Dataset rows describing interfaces
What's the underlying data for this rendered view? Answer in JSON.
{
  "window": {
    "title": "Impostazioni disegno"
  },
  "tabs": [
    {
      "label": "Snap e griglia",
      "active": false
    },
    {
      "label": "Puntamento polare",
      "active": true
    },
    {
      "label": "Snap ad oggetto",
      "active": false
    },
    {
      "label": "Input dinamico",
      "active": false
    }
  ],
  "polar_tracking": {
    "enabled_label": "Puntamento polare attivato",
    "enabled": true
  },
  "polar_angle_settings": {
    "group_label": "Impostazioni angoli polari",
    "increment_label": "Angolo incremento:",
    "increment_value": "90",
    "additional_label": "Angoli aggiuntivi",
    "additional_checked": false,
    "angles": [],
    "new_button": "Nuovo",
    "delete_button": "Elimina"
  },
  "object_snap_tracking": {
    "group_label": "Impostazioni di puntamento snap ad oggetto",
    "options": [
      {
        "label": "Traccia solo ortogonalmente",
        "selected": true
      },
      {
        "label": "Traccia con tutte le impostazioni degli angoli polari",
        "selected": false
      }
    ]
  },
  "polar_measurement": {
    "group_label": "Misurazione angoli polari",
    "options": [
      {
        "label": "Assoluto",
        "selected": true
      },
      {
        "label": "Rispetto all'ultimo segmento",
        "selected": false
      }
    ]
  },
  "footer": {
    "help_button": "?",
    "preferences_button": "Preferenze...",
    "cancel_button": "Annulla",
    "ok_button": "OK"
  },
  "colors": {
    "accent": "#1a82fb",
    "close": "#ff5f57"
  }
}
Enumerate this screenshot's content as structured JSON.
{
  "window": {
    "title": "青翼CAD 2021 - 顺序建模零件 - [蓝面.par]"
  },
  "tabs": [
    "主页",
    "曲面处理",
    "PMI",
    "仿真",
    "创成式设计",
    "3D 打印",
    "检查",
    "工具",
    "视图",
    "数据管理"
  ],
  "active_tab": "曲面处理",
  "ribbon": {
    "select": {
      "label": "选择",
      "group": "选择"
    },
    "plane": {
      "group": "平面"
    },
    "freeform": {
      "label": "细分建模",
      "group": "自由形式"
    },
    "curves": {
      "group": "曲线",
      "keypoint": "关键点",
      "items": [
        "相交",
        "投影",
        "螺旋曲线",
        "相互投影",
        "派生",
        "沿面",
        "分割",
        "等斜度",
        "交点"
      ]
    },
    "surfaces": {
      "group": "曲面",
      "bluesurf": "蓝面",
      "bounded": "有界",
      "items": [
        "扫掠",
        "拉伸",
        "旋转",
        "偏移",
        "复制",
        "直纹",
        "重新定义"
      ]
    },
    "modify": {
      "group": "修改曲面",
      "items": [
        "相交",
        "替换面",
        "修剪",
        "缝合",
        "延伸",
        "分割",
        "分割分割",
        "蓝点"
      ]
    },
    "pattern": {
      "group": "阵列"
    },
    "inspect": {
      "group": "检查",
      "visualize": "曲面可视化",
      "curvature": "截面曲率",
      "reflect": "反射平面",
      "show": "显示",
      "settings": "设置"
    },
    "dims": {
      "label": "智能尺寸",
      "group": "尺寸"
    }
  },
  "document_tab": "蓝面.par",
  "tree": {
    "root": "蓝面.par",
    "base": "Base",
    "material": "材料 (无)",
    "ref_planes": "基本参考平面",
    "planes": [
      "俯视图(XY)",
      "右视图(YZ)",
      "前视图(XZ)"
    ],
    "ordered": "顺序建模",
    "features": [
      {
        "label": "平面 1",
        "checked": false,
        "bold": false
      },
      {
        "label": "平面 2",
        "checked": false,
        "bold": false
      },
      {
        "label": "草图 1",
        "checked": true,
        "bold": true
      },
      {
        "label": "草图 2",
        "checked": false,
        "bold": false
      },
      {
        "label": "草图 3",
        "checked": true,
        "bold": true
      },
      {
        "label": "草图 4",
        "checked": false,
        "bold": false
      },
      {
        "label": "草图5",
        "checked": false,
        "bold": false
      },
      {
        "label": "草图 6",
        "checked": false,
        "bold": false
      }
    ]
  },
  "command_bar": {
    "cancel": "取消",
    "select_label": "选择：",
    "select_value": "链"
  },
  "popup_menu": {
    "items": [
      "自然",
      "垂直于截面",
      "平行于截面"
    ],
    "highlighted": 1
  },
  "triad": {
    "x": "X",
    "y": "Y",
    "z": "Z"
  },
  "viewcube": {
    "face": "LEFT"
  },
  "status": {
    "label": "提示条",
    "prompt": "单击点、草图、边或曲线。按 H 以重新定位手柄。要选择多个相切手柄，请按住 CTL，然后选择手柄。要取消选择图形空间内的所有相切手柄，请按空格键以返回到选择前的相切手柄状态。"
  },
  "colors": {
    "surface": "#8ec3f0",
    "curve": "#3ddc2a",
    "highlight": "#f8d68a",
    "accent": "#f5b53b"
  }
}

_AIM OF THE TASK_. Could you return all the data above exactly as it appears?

_SOLUTION TO THIS TASK_.
What's the underlying data for this rendered view? Answer in JSON.
{
  "window": {
    "title": "Impostazioni disegno"
  },
  "tabs": [
    {
      "label": "Snap e griglia",
      "active": false
    },
    {
      "label": "Puntamento polare",
      "active": true
    },
    {
      "label": "Snap ad oggetto",
      "active": false
    },
    {
      "label": "Input dinamico",
      "active": false
    }
  ],
  "polar_tracking": {
    "enabled_label": "Puntamento polare attivato",
    "enabled": true
  },
  "polar_angle_settings": {
    "group_label": "Impostazioni angoli polari",
    "increment_label": "Angolo incremento:",
    "increment_value": "90",
    "additional_label": "Angoli aggiuntivi",
    "additional_checked": false,
    "angles": [],
    "new_button": "Nuovo",
    "delete_button": "Elimina"
  },
  "object_snap_tracking": {
    "group_label": "Impostazioni di puntamento snap ad oggetto",
    "options": [
      {
        "label": "Traccia solo ortogonalmente",
        "selected": true
      },
      {
        "label": "Traccia con tutte le impostazioni degli angoli polari",
        "selected": false
      }
    ]
  },
  "polar_measurement": {
    "group_label": "Misurazione angoli polari",
    "options": [
      {
        "label": "Assoluto",
        "selected": true
      },
      {
        "label": "Rispetto all'ultimo segmento",
        "selected": false
      }
    ]
  },
  "footer": {
    "help_button": "?",
    "preferences_button": "Preferenze...",
    "cancel_button": "Annulla",
    "ok_button": "OK"
  },
  "colors": {
    "accent": "#1a82fb",
    "close": "#ff5f57"
  }
}
Enumerate this screenshot's content as structured JSON.
{
  "window": {
    "title": "青翼CAD 2021 - 顺序建模零件 - [蓝面.par]"
  },
  "tabs": [
    "主页",
    "曲面处理",
    "PMI",
    "仿真",
    "创成式设计",
    "3D 打印",
    "检查",
    "工具",
    "视图",
    "数据管理"
  ],
  "active_tab": "曲面处理",
  "ribbon": {
    "select": {
      "label": "选择",
      "group": "选择"
    },
    "plane": {
      "group": "平面"
    },
    "freeform": {
      "label": "细分建模",
      "group": "自由形式"
    },
    "curves": {
      "group": "曲线",
      "keypoint": "关键点",
      "items": [
        "相交",
        "投影",
        "螺旋曲线",
        "相互投影",
        "派生",
        "沿面",
        "分割",
        "等斜度",
        "交点"
      ]
    },
    "surfaces": {
      "group": "曲面",
      "bluesurf": "蓝面",
      "bounded": "有界",
      "items": [
        "扫掠",
        "拉伸",
        "旋转",
        "偏移",
        "复制",
        "直纹",
        "重新定义"
      ]
    },
    "modify": {
      "group": "修改曲面",
      "items": [
        "相交",
        "替换面",
        "修剪",
        "缝合",
        "延伸",
        "分割",
        "分割分割",
        "蓝点"
      ]
    },
    "pattern": {
      "group": "阵列"
    },
    "inspect": {
      "group": "检查",
      "visualize": "曲面可视化",
      "curvature": "截面曲率",
      "reflect": "反射平面",
      "show": "显示",
      "settings": "设置"
    },
    "dims": {
      "label": "智能尺寸",
      "group": "尺寸"
    }
  },
  "document_tab": "蓝面.par",
  "tree": {
    "root": "蓝面.par",
    "base": "Base",
    "material": "材料 (无)",
    "ref_planes": "基本参考平面",
    "planes": [
      "俯视图(XY)",
      "右视图(YZ)",
      "前视图(XZ)"
    ],
    "ordered": "顺序建模",
    "features": [
      {
        "label": "平面 1",
        "checked": false,
        "bold": false
      },
      {
        "label": "平面 2",
        "checked": false,
        "bold": false
      },
      {
        "label": "草图 1",
        "checked": true,
        "bold": true
      },
      {
        "label": "草图 2",
        "checked": false,
        "bold": false
      },
      {
        "label": "草图 3",
        "checked": true,
        "bold": true
      },
      {
        "label": "草图 4",
        "checked": false,
        "bold": false
      },
      {
        "label": "草图5",
        "checked": false,
        "bold": false
      },
      {
        "label": "草图 6",
        "checked": false,
        "bold": false
      }
    ]
  },
  "command_bar": {
    "cancel": "取消",
    "select_label": "选择：",
    "select_value": "链"
  },
  "popup_menu": {
    "items": [
      "自然",
      "垂直于截面",
      "平行于截面"
    ],
    "highlighted": 1
  },
  "triad": {
    "x": "X",
    "y": "Y",
    "z": "Z"
  },
  "viewcube": {
    "face": "LEFT"
  },
  "status": {
    "label": "提示条",
    "prompt": "单击点、草图、边或曲线。按 H 以重新定位手柄。要选择多个相切手柄，请按住 CTL，然后选择手柄。要取消选择图形空间内的所有相切手柄，请按空格键以返回到选择前的相切手柄状态。"
  },
  "colors": {
    "surface": "#8ec3f0",
    "curve": "#3ddc2a",
    "highlight": "#f8d68a",
    "accent": "#f5b53b"
  }
}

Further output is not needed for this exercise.